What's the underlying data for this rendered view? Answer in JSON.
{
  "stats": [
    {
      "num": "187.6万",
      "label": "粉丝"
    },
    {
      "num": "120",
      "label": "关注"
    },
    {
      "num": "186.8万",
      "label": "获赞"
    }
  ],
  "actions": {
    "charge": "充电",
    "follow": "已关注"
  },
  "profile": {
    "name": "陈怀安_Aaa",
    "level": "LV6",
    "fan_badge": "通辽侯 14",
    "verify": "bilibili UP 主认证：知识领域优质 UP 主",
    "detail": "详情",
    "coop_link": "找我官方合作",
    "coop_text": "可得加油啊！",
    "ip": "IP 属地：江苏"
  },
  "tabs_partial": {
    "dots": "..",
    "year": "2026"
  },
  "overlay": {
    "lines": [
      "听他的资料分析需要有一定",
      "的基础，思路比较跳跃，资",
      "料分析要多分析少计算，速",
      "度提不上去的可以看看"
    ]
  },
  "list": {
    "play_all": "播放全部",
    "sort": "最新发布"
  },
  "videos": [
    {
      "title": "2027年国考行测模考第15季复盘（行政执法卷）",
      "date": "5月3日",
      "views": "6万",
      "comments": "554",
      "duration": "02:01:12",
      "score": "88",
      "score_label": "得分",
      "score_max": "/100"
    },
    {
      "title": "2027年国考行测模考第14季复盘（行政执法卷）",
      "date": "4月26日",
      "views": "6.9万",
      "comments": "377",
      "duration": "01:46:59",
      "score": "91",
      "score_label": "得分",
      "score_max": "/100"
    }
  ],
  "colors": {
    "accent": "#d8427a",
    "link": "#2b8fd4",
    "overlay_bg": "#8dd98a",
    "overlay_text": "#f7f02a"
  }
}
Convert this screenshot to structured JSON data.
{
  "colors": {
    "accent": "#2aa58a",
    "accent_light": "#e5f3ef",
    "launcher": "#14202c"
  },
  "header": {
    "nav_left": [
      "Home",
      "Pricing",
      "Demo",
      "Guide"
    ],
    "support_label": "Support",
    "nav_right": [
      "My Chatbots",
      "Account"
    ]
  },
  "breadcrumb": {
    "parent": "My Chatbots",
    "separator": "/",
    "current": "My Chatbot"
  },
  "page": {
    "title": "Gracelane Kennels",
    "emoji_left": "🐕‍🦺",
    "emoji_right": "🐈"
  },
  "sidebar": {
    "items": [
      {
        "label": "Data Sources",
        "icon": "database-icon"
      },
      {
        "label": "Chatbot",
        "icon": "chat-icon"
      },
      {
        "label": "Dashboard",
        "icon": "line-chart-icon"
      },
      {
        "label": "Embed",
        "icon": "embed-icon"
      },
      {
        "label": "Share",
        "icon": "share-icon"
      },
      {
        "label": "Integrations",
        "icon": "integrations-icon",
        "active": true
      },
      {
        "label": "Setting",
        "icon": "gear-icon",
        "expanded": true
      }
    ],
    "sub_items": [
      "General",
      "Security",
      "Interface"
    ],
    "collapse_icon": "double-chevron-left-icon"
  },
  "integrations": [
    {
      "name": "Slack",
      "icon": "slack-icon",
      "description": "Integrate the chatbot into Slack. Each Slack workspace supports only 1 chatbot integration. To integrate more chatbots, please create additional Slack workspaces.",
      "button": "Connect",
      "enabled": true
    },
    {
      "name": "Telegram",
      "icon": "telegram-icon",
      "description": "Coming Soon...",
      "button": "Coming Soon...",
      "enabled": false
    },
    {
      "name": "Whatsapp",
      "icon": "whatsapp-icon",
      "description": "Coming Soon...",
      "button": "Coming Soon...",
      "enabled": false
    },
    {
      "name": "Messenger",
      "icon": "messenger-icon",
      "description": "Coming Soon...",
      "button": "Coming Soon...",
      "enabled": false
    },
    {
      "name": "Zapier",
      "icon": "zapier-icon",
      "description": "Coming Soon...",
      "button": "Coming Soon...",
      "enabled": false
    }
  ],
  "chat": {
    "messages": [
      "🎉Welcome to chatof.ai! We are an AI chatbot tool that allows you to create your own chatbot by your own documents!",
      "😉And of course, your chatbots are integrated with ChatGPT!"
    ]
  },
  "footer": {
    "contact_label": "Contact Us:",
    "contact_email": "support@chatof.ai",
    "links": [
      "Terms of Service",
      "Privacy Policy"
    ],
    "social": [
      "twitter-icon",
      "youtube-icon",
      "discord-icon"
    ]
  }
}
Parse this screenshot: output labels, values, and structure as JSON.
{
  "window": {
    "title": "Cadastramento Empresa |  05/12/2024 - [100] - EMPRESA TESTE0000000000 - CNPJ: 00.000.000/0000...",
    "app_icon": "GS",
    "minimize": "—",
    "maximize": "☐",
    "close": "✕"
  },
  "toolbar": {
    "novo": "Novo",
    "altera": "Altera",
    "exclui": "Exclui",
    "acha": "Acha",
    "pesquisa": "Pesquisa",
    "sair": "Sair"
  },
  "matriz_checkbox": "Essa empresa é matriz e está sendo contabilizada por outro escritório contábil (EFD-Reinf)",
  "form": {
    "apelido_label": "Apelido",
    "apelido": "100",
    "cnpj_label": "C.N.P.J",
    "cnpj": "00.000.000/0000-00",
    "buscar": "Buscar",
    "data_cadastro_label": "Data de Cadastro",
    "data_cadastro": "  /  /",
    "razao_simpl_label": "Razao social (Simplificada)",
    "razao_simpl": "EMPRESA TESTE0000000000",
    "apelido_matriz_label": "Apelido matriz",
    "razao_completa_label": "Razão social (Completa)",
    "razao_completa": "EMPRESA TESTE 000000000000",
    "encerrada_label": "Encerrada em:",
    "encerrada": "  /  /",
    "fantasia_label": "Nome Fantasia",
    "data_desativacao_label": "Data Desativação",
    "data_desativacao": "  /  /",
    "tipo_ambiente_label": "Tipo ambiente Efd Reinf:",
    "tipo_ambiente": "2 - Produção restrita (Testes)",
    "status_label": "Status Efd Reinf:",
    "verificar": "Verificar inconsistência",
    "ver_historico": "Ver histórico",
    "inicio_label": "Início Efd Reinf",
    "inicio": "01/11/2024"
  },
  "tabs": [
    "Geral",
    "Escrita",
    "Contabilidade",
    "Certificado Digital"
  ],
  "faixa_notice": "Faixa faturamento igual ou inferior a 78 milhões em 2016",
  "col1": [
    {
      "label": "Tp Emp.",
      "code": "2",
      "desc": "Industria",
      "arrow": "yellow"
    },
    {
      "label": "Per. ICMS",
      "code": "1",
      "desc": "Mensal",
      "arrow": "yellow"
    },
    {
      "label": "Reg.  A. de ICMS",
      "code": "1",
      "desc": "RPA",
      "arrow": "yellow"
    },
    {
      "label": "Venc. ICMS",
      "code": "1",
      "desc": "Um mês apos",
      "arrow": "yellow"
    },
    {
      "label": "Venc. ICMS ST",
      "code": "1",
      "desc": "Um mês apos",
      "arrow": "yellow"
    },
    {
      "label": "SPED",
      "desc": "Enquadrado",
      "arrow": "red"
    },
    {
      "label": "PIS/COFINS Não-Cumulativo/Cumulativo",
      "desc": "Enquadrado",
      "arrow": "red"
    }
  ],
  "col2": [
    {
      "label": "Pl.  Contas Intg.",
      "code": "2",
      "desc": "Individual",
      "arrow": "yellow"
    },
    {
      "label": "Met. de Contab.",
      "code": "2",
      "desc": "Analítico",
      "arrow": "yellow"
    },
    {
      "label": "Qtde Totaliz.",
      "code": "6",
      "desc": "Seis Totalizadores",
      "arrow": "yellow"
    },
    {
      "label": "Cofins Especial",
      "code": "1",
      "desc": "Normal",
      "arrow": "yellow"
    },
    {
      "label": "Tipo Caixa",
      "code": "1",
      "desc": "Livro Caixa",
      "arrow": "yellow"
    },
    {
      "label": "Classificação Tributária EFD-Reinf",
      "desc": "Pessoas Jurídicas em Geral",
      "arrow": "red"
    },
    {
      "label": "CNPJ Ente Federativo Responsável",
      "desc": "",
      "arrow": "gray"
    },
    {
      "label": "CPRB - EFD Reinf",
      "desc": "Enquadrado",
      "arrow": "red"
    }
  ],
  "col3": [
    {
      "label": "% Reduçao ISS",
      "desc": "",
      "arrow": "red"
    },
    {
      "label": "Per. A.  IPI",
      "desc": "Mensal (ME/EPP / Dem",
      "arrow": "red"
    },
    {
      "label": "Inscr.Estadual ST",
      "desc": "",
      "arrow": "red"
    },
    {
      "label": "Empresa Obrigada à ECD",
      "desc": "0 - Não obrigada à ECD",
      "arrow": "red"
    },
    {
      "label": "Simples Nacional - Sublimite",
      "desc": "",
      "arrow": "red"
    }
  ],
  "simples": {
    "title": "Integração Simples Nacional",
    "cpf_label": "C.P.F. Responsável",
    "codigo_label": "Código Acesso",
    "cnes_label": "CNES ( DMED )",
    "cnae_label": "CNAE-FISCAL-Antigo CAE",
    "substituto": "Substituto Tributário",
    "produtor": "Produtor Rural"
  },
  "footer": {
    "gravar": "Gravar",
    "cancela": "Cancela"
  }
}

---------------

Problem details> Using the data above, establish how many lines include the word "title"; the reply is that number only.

Written answer> 5